[Data about app and page elements]
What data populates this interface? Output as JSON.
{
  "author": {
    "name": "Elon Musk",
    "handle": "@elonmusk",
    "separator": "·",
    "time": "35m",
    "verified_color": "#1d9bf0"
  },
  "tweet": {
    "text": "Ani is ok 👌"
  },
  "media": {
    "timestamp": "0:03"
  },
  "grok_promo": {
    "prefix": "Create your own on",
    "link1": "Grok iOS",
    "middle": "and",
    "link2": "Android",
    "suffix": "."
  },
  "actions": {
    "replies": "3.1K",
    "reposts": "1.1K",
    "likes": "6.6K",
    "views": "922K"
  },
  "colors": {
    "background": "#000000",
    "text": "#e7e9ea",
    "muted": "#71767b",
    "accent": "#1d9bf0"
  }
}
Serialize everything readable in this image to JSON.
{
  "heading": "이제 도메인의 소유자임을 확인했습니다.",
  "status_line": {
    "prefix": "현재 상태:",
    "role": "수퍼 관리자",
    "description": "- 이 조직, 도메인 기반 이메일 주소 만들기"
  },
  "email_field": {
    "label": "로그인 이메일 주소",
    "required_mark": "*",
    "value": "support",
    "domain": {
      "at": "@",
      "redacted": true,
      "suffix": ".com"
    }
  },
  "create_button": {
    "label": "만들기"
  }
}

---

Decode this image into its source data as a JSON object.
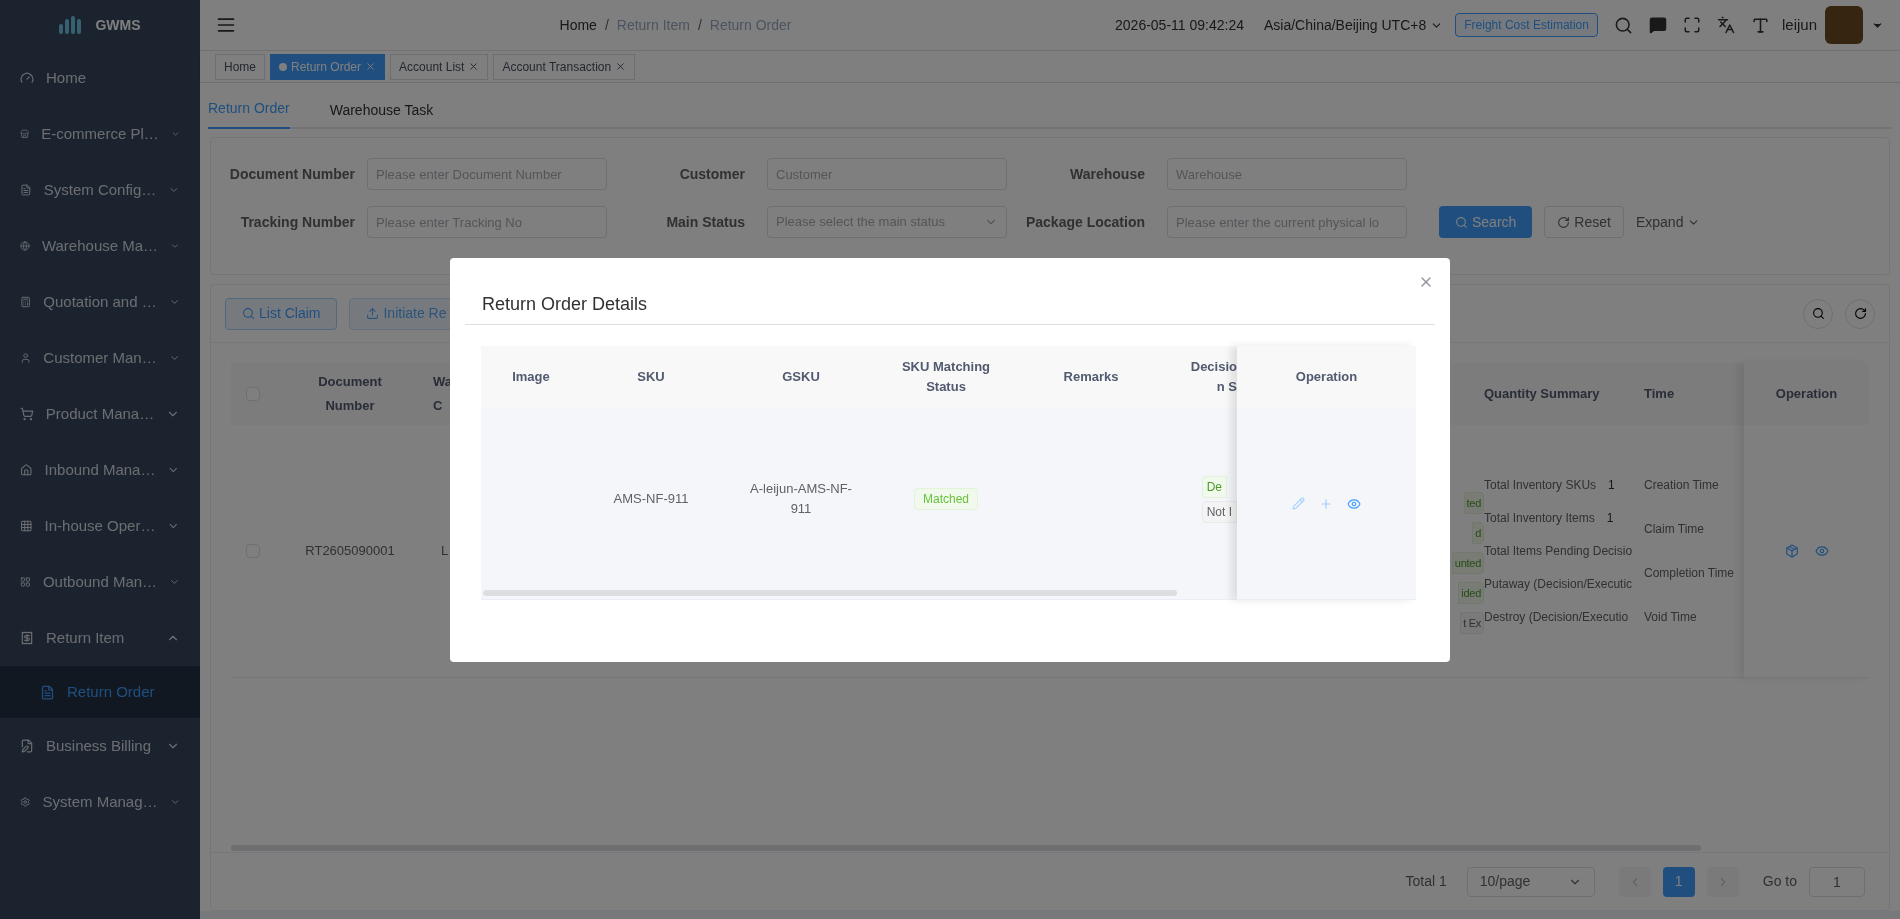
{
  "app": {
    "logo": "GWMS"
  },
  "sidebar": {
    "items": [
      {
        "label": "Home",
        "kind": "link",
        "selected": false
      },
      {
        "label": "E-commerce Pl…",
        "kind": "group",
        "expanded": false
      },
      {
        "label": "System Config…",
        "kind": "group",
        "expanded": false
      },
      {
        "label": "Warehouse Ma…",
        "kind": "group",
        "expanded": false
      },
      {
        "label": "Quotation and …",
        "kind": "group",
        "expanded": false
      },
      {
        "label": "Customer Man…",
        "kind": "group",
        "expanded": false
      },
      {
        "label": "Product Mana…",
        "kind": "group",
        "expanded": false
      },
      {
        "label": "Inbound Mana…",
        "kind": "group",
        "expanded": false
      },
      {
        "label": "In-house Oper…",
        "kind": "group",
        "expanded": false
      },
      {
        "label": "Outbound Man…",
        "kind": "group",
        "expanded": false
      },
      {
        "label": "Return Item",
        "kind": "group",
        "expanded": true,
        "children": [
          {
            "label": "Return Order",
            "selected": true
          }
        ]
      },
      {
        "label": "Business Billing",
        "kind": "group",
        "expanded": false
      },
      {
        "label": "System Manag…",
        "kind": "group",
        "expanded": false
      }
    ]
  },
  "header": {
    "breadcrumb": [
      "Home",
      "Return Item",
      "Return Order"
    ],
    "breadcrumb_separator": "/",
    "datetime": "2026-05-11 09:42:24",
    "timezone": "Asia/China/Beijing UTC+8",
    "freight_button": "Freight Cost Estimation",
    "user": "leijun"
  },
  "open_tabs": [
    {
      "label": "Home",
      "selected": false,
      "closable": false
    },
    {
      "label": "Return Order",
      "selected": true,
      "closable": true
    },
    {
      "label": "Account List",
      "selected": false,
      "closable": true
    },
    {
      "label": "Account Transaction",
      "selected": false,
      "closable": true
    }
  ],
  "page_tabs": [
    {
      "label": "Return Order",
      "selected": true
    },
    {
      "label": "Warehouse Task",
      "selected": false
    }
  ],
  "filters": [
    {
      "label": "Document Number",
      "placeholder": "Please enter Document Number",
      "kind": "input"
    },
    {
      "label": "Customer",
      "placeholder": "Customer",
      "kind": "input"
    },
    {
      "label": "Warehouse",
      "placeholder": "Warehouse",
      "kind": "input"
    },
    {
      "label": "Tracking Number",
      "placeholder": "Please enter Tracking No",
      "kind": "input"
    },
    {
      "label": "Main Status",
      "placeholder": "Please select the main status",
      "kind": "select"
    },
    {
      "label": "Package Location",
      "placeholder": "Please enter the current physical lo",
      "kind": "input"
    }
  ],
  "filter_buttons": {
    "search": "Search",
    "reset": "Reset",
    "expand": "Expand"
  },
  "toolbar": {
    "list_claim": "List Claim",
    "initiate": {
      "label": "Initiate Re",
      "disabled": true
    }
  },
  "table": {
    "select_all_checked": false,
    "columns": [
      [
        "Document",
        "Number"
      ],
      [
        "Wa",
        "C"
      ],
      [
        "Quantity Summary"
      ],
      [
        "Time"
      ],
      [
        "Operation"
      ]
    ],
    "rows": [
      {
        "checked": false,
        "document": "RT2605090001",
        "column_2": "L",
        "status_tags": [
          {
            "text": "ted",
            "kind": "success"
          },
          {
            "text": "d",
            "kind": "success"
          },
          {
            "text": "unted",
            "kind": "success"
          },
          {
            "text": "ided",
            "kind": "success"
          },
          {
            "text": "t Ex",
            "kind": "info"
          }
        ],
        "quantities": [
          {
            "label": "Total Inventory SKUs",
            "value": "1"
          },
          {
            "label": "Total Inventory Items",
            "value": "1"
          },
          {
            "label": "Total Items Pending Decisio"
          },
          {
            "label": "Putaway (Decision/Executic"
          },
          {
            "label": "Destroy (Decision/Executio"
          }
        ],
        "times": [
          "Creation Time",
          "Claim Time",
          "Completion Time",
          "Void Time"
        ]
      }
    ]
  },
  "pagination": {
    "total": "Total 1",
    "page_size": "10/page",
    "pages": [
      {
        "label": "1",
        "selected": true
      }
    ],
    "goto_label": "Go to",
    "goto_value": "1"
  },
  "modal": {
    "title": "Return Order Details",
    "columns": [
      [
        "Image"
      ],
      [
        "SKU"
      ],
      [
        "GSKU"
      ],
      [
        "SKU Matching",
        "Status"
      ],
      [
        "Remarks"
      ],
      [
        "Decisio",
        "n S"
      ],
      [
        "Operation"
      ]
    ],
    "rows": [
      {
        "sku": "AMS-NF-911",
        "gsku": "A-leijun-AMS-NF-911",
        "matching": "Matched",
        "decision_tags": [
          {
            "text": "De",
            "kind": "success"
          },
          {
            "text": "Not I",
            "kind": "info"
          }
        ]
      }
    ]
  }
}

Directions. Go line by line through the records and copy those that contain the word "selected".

Task result.
        "selected": false
            "selected": true
      "selected": false,
      "selected": true,
      "selected": false,
      "selected": false,
      "selected": true
      "selected": false
        "selected": true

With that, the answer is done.